24 May 2011 14:59


Politics: Rep. Rob Woodall uninterested in woman’s health care woes

  • Hear yourself, ma’am. Hear yourself. You want the government to take care of you, because your employer decided not to take care of you. My question is, ‘When do I decide I’m going to take care of me?
  • Rep. Rob Woodall • Responding to a constituent who opposes Paul Ryan’s plan to end Medicare as a guaranteed program, on the basis that her employer doesn’t offer medical benefits to retirees. Woodall’s response gets credit for exactly one thing, which is that it would seem to be an honest answer. However, that honesty underscores the callous hand-washing inherent to the Ryan plan that’s made it such a lightning rod for criticism. The basic premise of what Woodall and this constituent said to each other was “I can’t get medical coverage in this scenario,” to which Woodall essentially replied, “well, sorry, not my job.” This is, it seems to us, not hyperbolic, but the core subtext of Paul Ryan’s plan, and the incredibly callous nature of it is what’s handed the Democrats one of their signature, winning issues back to them on a shiny silver platter. source

23 May 2011 10:33


Politics: Shocker: Scott Brown doesn’t support the Paul Ryan Medicare plan

  • Thumbs-up to photo ops, thumbs-down to the Ryan plan. Sen. Scott Brown got into office largely on the promise he’d vote against the health care bill. Since then, he’s followed a strongly moderate path, reaching out to the other side of the aisle more than any other GOP senator. So, it’s with that in mind that you should read the op-ed Brown wrote for Politico, which claims that Medicare has already been weakened by Obamacare, and that at large, the focus should be on removing waste in Medicare. “While I applaud Ryan for getting the conversation started,” he said, “I cannot support his specific plan — and therefore will vote ‘no’ on his budget.” If only Newt Gingrich had this script to read from a week ago. (photo via Flickr user dianezink1021) source

18 May 2011 16:58


Politics: GOP braces for damage from Gingrich remarks

  • Newt tries to stop the bleeding: There’s a problem that Newt Gingrich created in his criticisms of the Paul Ryan budget that goes very far beyond Newt himself — a rapidly approaching torrent of Democratic ads using his words against any Republican opponent who supported or voted for said budget. This stern denouncement is an attempt to blunt that effect, but will it work? Not on Senator Chuck Schumer, at least: “What Newt seems to realize is that it would be impossible to win the White House if they embrace the Ryan plan.

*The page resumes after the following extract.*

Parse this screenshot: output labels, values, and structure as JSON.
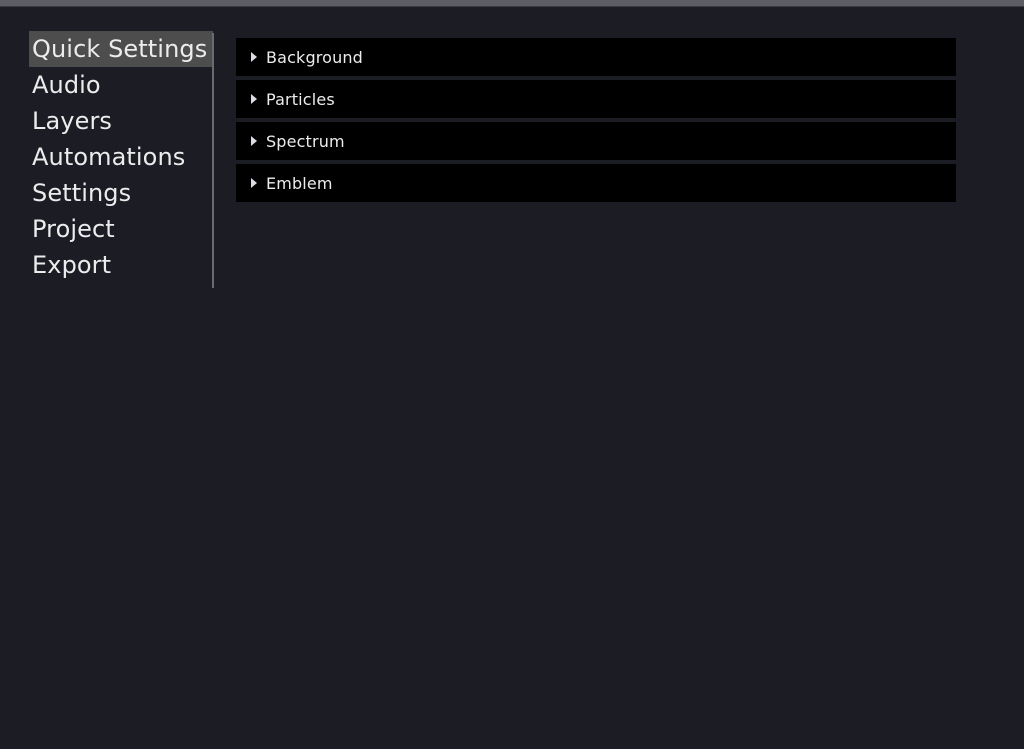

If Republicans make endorsing the Ryan plan the standard in the Republican primary, it will make the nominee unelectable.” source

18 May 2011 10:00


Politics: Newt Gingrich’s day: From apologies to embarrassing bills to glitter

17 May 2011 10:35


Politics: GOP infighting: Paul Ryan, Newt Gingrich argue over Medicare

  • I just think he’s missing the mark on what our plan actually does. Our plan is one of the most gradual things one could do.
  • Paul Ryan • Taking issue with Newt Gingrich’s representation of his Medicare plan, which he notes will not kick in for over a decade and won’t affect anyone over age 55. Ryan had reason to harp on this (rather than focusing on talk of his possible discarded Senate run) — Newt made his plan sound dangerous. “I don’t think right-wing social engineering is any more desirable than left-wing social engineering,” Newt said on Sunday. “I don’t think imposing radical change from the right or the left is a very good way for a free society to operate.” (He also called the plan “too big a jump,” inferring it was radical change.) Oh, GOP infighting. Why do you never get old? source